Of shakeups and software
From a regional distributor of coffee, tea and sugar founded in 1939, Sara Lee has sprawled into a company selling everything from Hanes underwear and Wonderbras to Ball Park hot dogs to Chock Full o' Nuts coffee to its namesake cheesecake. (Until late 2000, it also owned luxury leather goods maker Coach.)
With its strategic shakeup, however, Sara Lee is acknowledging that its disjointed structure hasn't worked to drive the 3 percent to 4 percent sales growth and 5 percent to 8 percent profit hike it's targeting. In fact, Sara Lee stands to earn less in its current fiscal year, ending July 2, than it did in its previous fiscal year.
Obviously, the most significant move toward recasting its business is the plan to take the food and clothing out from under one roof. Among the steps outlined: Spin off the U.S. apparel business and sell the European clothing division, as well as divest the European meats unit, U.S. retail coffee business, the direct-selling network and other unspecified "tail brands."
By the time the dust settles from all the auctions and offerings, analysts expect Sara Lee to have raised roughly $3 billion. Collectively, the businesses generated $8.2 billion of the company's $20 billion in revenue last year.
Sara Lee hasn't specified a price tag for the SAP system, saying only that the software is budgeted as part of the $240 million it expects to spend, primarily over the next three years, on information technology and business process management initiatives. With the SAP software providing the technological cornerstone, Barnes says the operational transformation will determine whether the slimmed-down Sara Lee succeeds--never mind the multibillion-dollar brand dispositions and realignment.
"I suspect our portfolio actions are likely to get a disproportionate amount of attention externally," Barnes said in announcing the moves. "However, we are thoroughly convinced that the organizational changes we are making are the single most important pillar for the transformation."
Still, D.A. Davidson's Ramey rates the "inherently scary exercise" of installing and running the mammoth SAP system as more of a danger to the company than the half-dozen or so sales and spinoffs it also has at hand.
The risks around the pending installation are heightened at Sara Lee because its business has traditionally been Balkanized, adds Ramey, who worked at the company before stepping over to Wall Street's sell side in 2002. He recalls that it took "a major corporate initiative" for the Ball Park hot dog unit to work out a plan with the group that made the buns.

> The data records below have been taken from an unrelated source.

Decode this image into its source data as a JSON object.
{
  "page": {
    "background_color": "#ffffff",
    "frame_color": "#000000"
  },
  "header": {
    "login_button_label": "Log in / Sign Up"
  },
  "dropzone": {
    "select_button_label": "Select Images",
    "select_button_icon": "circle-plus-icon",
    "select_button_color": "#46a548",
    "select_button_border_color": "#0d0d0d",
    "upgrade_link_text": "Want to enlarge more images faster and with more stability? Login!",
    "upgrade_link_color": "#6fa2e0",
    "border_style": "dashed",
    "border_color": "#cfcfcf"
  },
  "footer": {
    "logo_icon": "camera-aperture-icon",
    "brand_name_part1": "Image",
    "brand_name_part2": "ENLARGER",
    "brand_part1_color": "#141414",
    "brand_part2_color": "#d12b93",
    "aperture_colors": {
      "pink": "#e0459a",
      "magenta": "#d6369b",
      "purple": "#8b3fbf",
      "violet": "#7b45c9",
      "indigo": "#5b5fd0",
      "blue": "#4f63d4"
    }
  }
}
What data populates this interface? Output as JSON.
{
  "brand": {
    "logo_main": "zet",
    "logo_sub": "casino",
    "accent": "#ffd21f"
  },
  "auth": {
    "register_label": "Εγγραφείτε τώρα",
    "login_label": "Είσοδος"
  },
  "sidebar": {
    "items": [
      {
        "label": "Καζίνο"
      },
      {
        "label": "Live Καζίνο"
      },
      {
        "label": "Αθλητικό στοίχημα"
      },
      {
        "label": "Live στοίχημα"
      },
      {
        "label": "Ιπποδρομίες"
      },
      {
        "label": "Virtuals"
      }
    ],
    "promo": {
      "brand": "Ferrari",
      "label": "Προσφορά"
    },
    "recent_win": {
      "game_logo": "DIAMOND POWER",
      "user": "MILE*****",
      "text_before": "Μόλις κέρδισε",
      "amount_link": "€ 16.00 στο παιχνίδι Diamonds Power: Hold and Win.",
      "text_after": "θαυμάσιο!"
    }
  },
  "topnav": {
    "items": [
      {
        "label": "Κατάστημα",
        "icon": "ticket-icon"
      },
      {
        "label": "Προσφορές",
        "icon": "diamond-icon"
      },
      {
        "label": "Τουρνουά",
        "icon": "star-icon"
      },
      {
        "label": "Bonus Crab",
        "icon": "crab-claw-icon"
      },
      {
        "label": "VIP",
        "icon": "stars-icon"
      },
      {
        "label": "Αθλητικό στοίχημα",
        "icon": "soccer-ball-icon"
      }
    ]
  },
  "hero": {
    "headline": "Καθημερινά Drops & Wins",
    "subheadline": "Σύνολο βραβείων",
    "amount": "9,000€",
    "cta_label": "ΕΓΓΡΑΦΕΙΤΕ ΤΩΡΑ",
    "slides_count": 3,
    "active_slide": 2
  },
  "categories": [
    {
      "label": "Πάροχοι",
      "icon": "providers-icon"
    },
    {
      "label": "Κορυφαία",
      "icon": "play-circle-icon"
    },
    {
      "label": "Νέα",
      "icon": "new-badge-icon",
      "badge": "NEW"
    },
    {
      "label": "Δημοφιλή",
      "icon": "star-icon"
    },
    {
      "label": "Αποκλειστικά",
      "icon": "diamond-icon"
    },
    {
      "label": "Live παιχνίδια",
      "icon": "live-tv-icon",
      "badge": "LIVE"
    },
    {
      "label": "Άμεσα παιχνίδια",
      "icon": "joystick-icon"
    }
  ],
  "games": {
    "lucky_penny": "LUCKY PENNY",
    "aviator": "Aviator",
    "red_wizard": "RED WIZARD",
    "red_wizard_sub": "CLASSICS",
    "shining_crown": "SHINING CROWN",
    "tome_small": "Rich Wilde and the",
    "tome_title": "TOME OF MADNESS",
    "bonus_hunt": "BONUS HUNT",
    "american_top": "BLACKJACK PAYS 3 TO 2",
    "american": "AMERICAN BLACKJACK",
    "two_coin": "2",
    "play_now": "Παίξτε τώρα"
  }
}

"There was no imperative for the business units to work together, so there was no imperative for the technology at those business units to work together," he says. "If you're General Mills or Kraft or Procter & Gamble, you'd scratch your head and wonder how Sara Lee ran its business before."
© 2005 The Deal.com. All rights reserved.